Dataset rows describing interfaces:

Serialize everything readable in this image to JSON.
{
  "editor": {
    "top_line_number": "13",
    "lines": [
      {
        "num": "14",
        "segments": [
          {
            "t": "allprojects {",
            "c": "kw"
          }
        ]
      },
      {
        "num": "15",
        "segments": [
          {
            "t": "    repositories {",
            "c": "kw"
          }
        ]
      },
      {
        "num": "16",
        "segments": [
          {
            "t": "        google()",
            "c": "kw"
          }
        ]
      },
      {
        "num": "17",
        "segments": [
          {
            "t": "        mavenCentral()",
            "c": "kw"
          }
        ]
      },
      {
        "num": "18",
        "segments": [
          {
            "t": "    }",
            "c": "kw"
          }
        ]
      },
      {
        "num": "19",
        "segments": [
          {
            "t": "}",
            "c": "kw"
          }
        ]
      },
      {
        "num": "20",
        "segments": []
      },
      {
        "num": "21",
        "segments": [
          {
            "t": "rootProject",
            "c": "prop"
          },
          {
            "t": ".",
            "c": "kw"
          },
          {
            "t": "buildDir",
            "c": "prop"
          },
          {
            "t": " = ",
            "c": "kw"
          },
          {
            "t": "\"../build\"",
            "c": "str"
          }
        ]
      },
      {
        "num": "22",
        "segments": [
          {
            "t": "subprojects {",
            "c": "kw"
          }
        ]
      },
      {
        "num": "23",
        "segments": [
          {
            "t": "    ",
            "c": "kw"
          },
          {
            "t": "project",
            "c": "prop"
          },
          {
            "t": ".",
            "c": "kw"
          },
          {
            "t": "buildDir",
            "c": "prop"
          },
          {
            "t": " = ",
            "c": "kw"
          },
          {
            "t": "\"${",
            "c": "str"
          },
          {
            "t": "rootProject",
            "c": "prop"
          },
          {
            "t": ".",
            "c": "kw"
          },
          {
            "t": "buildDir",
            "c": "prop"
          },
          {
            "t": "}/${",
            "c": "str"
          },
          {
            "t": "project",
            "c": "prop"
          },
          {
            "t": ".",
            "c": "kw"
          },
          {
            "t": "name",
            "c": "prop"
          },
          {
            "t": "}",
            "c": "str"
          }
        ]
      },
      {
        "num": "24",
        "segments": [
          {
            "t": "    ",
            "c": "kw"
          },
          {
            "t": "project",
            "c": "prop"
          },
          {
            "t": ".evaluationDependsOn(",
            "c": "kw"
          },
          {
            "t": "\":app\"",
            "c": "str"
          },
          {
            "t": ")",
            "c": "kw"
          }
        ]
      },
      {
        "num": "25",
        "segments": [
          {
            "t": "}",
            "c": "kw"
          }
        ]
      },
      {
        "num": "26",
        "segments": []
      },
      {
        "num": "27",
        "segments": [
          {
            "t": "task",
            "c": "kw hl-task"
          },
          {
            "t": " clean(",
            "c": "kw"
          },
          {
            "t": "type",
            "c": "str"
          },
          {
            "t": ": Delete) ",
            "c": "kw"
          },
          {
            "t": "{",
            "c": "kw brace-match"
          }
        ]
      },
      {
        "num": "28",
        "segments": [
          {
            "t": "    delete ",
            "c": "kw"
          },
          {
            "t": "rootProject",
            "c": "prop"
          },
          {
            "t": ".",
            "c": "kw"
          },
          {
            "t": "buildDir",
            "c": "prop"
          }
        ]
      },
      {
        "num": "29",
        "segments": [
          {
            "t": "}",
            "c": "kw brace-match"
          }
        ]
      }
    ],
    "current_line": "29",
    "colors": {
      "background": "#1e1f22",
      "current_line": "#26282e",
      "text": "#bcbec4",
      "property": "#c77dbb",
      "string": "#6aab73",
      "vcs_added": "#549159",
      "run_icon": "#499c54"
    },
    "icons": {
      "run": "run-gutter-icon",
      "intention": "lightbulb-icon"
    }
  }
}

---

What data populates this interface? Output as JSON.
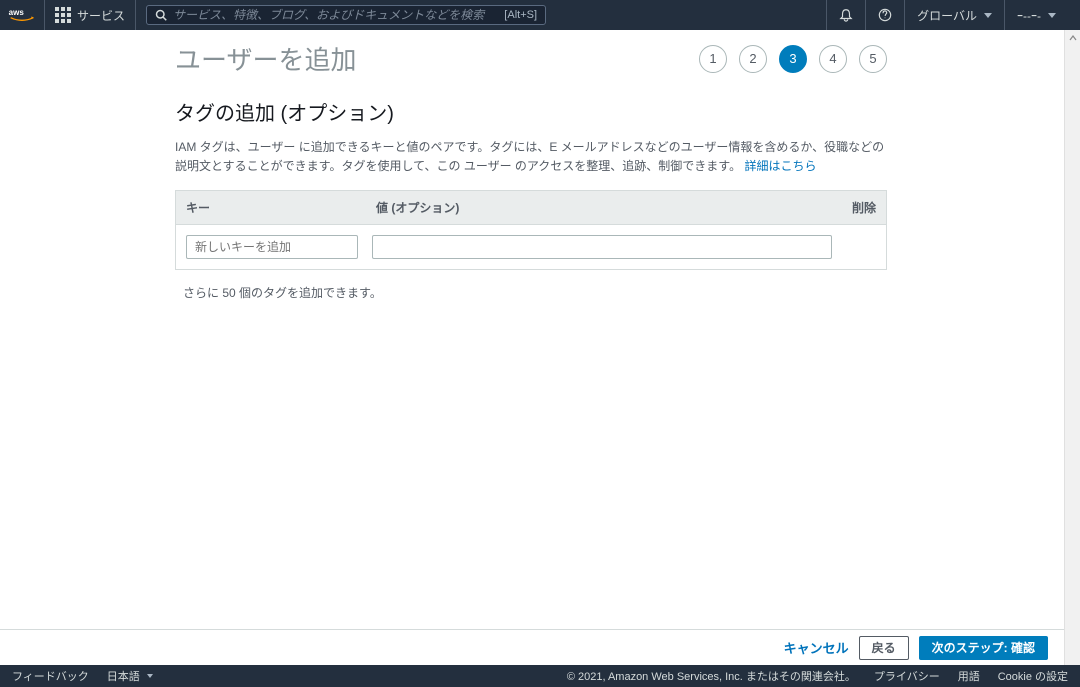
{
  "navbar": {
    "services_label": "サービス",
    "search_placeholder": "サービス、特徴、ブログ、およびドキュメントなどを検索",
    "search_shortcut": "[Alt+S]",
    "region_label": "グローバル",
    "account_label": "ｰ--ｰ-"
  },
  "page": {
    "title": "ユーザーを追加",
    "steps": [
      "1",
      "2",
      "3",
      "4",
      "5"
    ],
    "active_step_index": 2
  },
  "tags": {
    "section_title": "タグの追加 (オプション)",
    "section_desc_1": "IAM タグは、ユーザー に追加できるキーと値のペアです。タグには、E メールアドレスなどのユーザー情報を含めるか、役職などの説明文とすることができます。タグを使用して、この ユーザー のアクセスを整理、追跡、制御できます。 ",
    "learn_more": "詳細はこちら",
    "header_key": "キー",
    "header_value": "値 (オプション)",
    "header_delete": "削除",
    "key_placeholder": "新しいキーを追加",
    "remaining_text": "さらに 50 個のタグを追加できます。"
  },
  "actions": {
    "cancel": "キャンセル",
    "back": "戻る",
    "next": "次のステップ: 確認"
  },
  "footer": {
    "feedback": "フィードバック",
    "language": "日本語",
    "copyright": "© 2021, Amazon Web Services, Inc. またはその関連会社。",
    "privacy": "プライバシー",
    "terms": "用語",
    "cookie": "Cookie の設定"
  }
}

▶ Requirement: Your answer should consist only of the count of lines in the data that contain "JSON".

▶ Response area: 2